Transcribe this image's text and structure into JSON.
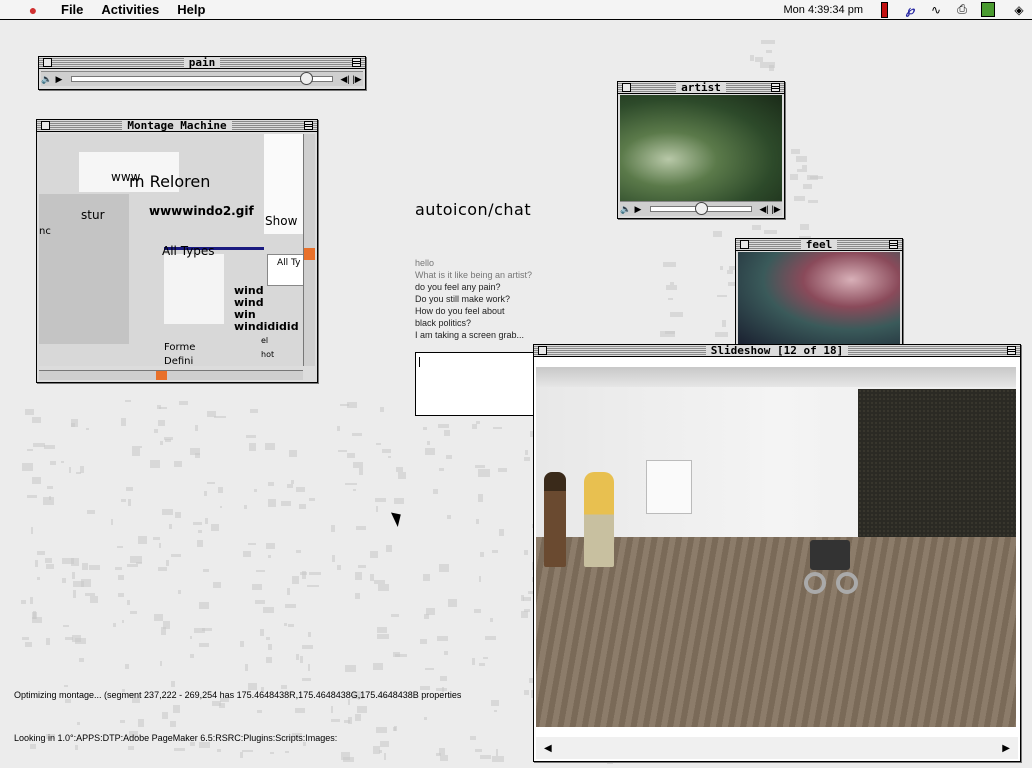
{
  "menubar": {
    "items": [
      "File",
      "Activities",
      "Help"
    ],
    "clock": "Mon 4:39:34 pm"
  },
  "windows": {
    "pain": {
      "title": "pain",
      "playback_position": 0.9
    },
    "montage": {
      "title": "Montage Machine",
      "fragments": [
        "www",
        "m Reloren",
        "wwwwindo2.gif",
        "Show",
        "All Types",
        "All Ty",
        "wind",
        "wind",
        "win",
        "windididid",
        "Forme",
        "Defini",
        "hot",
        "el",
        "stur",
        "nc"
      ]
    },
    "artist": {
      "title": "artist",
      "playback_position": 0.5
    },
    "feel": {
      "title": "feel"
    },
    "slideshow": {
      "title": "Slideshow [12 of 18]"
    }
  },
  "chat": {
    "title": "autoicon/chat",
    "lines": [
      "hello",
      "What is it like being an artist?",
      "do you feel any pain?",
      "Do you still make work?",
      "How do you feel about",
      "black politics?",
      "I am taking a screen grab..."
    ],
    "input_value": ""
  },
  "status": {
    "line1": "Optimizing montage... (segment 237,222 - 269,254 has 175.4648438R,175.4648438G,175.4648438B properties",
    "line2": "Looking in 1.0°:APPS:DTP:Adobe PageMaker 6.5:RSRC:Plugins:Scripts:Images:"
  },
  "colors": {
    "desktop": "#ececec",
    "apple": "#d03030",
    "scroll_thumb": "#e8702a"
  }
}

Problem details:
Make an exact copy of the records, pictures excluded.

Completed exercise:
Transcribe this image's text and structure into JSON.
{
  "menubar": {
    "items": [
      "File",
      "Activities",
      "Help"
    ],
    "clock": "Mon 4:39:34 pm"
  },
  "windows": {
    "pain": {
      "title": "pain",
      "playback_position": 0.9
    },
    "montage": {
      "title": "Montage Machine",
      "fragments": [
        "www",
        "m Reloren",
        "wwwwindo2.gif",
        "Show",
        "All Types",
        "All Ty",
        "wind",
        "wind",
        "win",
        "windididid",
        "Forme",
        "Defini",
        "hot",
        "el",
        "stur",
        "nc"
      ]
    },
    "artist": {
      "title": "artist",
      "playback_position": 0.5
    },
    "feel": {
      "title": "feel"
    },
    "slideshow": {
      "title": "Slideshow [12 of 18]"
    }
  },
  "chat": {
    "title": "autoicon/chat",
    "lines": [
      "hello",
      "What is it like being an artist?",
      "do you feel any pain?",
      "Do you still make work?",
      "How do you feel about",
      "black politics?",
      "I am taking a screen grab..."
    ],
    "input_value": ""
  },
  "status": {
    "line1": "Optimizing montage... (segment 237,222 - 269,254 has 175.4648438R,175.4648438G,175.4648438B properties",
    "line2": "Looking in 1.0°:APPS:DTP:Adobe PageMaker 6.5:RSRC:Plugins:Scripts:Images:"
  },
  "colors": {
    "desktop": "#ececec",
    "apple": "#d03030",
    "scroll_thumb": "#e8702a"
  }
}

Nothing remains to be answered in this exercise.